Instructions for the task: An exact copy of every entry is needed, without any of the pictures.

=== Begin Enclosure ===

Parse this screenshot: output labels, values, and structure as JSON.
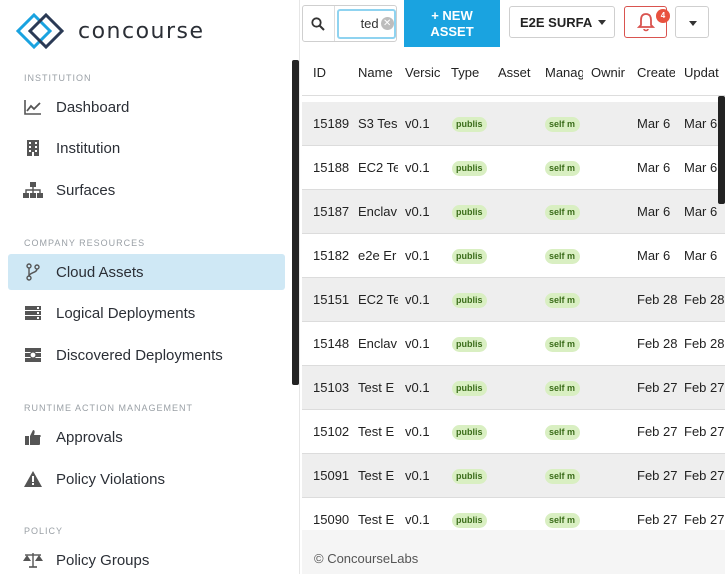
{
  "brand": {
    "name": "concourse",
    "accent": "#1aa3e0"
  },
  "sidebar": {
    "sections": [
      {
        "label": "INSTITUTION"
      },
      {
        "label": "COMPANY RESOURCES"
      },
      {
        "label": "RUNTIME ACTION MANAGEMENT"
      },
      {
        "label": "POLICY"
      }
    ],
    "items": [
      {
        "label": "Dashboard",
        "icon": "chart-line-icon"
      },
      {
        "label": "Institution",
        "icon": "building-icon"
      },
      {
        "label": "Surfaces",
        "icon": "hierarchy-icon"
      },
      {
        "label": "Cloud Assets",
        "icon": "git-branch-icon",
        "active": true
      },
      {
        "label": "Logical Deployments",
        "icon": "server-icon"
      },
      {
        "label": "Discovered Deployments",
        "icon": "search-server-icon"
      },
      {
        "label": "Approvals",
        "icon": "thumbs-up-icon"
      },
      {
        "label": "Policy Violations",
        "icon": "warning-icon"
      },
      {
        "label": "Policy Groups",
        "icon": "scales-icon"
      }
    ]
  },
  "topbar": {
    "search_value": "ted",
    "new_asset_line1": "+ NEW",
    "new_asset_line2": "ASSET",
    "surface_label": "E2E SURFA",
    "notification_count": "4"
  },
  "table": {
    "columns": [
      "ID",
      "Name",
      "Versic",
      "Type",
      "Asset",
      "Manag",
      "Ownir",
      "Create",
      "Updat"
    ],
    "rows": [
      {
        "id": "15189",
        "name": "S3 Tes",
        "version": "v0.1",
        "type": "publis",
        "manage": "self m",
        "created": "Mar 6",
        "updated": "Mar 6"
      },
      {
        "id": "15188",
        "name": "EC2 Te",
        "version": "v0.1",
        "type": "publis",
        "manage": "self m",
        "created": "Mar 6",
        "updated": "Mar 6"
      },
      {
        "id": "15187",
        "name": "Enclav",
        "version": "v0.1",
        "type": "publis",
        "manage": "self m",
        "created": "Mar 6",
        "updated": "Mar 6"
      },
      {
        "id": "15182",
        "name": "e2e Er",
        "version": "v0.1",
        "type": "publis",
        "manage": "self m",
        "created": "Mar 6",
        "updated": "Mar 6"
      },
      {
        "id": "15151",
        "name": "EC2 Te",
        "version": "v0.1",
        "type": "publis",
        "manage": "self m",
        "created": "Feb 28",
        "updated": "Feb 28"
      },
      {
        "id": "15148",
        "name": "Enclav",
        "version": "v0.1",
        "type": "publis",
        "manage": "self m",
        "created": "Feb 28",
        "updated": "Feb 28"
      },
      {
        "id": "15103",
        "name": "Test E",
        "version": "v0.1",
        "type": "publis",
        "manage": "self m",
        "created": "Feb 27",
        "updated": "Feb 27"
      },
      {
        "id": "15102",
        "name": "Test E",
        "version": "v0.1",
        "type": "publis",
        "manage": "self m",
        "created": "Feb 27",
        "updated": "Feb 27"
      },
      {
        "id": "15091",
        "name": "Test E",
        "version": "v0.1",
        "type": "publis",
        "manage": "self m",
        "created": "Feb 27",
        "updated": "Feb 27"
      },
      {
        "id": "15090",
        "name": "Test E",
        "version": "v0.1",
        "type": "publis",
        "manage": "self m",
        "created": "Feb 27",
        "updated": "Feb 27"
      }
    ]
  },
  "footer": {
    "text": "© ConcourseLabs"
  }
}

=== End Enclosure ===

Result below:
Parse this screenshot: output labels, values, and structure as JSON.
{
  "brand": {
    "name": "concourse",
    "accent": "#1aa3e0"
  },
  "sidebar": {
    "sections": [
      {
        "label": "INSTITUTION"
      },
      {
        "label": "COMPANY RESOURCES"
      },
      {
        "label": "RUNTIME ACTION MANAGEMENT"
      },
      {
        "label": "POLICY"
      }
    ],
    "items": [
      {
        "label": "Dashboard",
        "icon": "chart-line-icon"
      },
      {
        "label": "Institution",
        "icon": "building-icon"
      },
      {
        "label": "Surfaces",
        "icon": "hierarchy-icon"
      },
      {
        "label": "Cloud Assets",
        "icon": "git-branch-icon",
        "active": true
      },
      {
        "label": "Logical Deployments",
        "icon": "server-icon"
      },
      {
        "label": "Discovered Deployments",
        "icon": "search-server-icon"
      },
      {
        "label": "Approvals",
        "icon": "thumbs-up-icon"
      },
      {
        "label": "Policy Violations",
        "icon": "warning-icon"
      },
      {
        "label": "Policy Groups",
        "icon": "scales-icon"
      }
    ]
  },
  "topbar": {
    "search_value": "ted",
    "new_asset_line1": "+ NEW",
    "new_asset_line2": "ASSET",
    "surface_label": "E2E SURFA",
    "notification_count": "4"
  },
  "table": {
    "columns": [
      "ID",
      "Name",
      "Versic",
      "Type",
      "Asset",
      "Manag",
      "Ownir",
      "Create",
      "Updat"
    ],
    "rows": [
      {
        "id": "15189",
        "name": "S3 Tes",
        "version": "v0.1",
        "type": "publis",
        "manage": "self m",
        "created": "Mar 6",
        "updated": "Mar 6"
      },
      {
        "id": "15188",
        "name": "EC2 Te",
        "version": "v0.1",
        "type": "publis",
        "manage": "self m",
        "created": "Mar 6",
        "updated": "Mar 6"
      },
      {
        "id": "15187",
        "name": "Enclav",
        "version": "v0.1",
        "type": "publis",
        "manage": "self m",
        "created": "Mar 6",
        "updated": "Mar 6"
      },
      {
        "id": "15182",
        "name": "e2e Er",
        "version": "v0.1",
        "type": "publis",
        "manage": "self m",
        "created": "Mar 6",
        "updated": "Mar 6"
      },
      {
        "id": "15151",
        "name": "EC2 Te",
        "version": "v0.1",
        "type": "publis",
        "manage": "self m",
        "created": "Feb 28",
        "updated": "Feb 28"
      },
      {
        "id": "15148",
        "name": "Enclav",
        "version": "v0.1",
        "type": "publis",
        "manage": "self m",
        "created": "Feb 28",
        "updated": "Feb 28"
      },
      {
        "id": "15103",
        "name": "Test E",
        "version": "v0.1",
        "type": "publis",
        "manage": "self m",
        "created": "Feb 27",
        "updated": "Feb 27"
      },
      {
        "id": "15102",
        "name": "Test E",
        "version": "v0.1",
        "type": "publis",
        "manage": "self m",
        "created": "Feb 27",
        "updated": "Feb 27"
      },
      {
        "id": "15091",
        "name": "Test E",
        "version": "v0.1",
        "type": "publis",
        "manage": "self m",
        "created": "Feb 27",
        "updated": "Feb 27"
      },
      {
        "id": "15090",
        "name": "Test E",
        "version": "v0.1",
        "type": "publis",
        "manage": "self m",
        "created": "Feb 27",
        "updated": "Feb 27"
      }
    ]
  },
  "footer": {
    "text": "© ConcourseLabs"
  }
}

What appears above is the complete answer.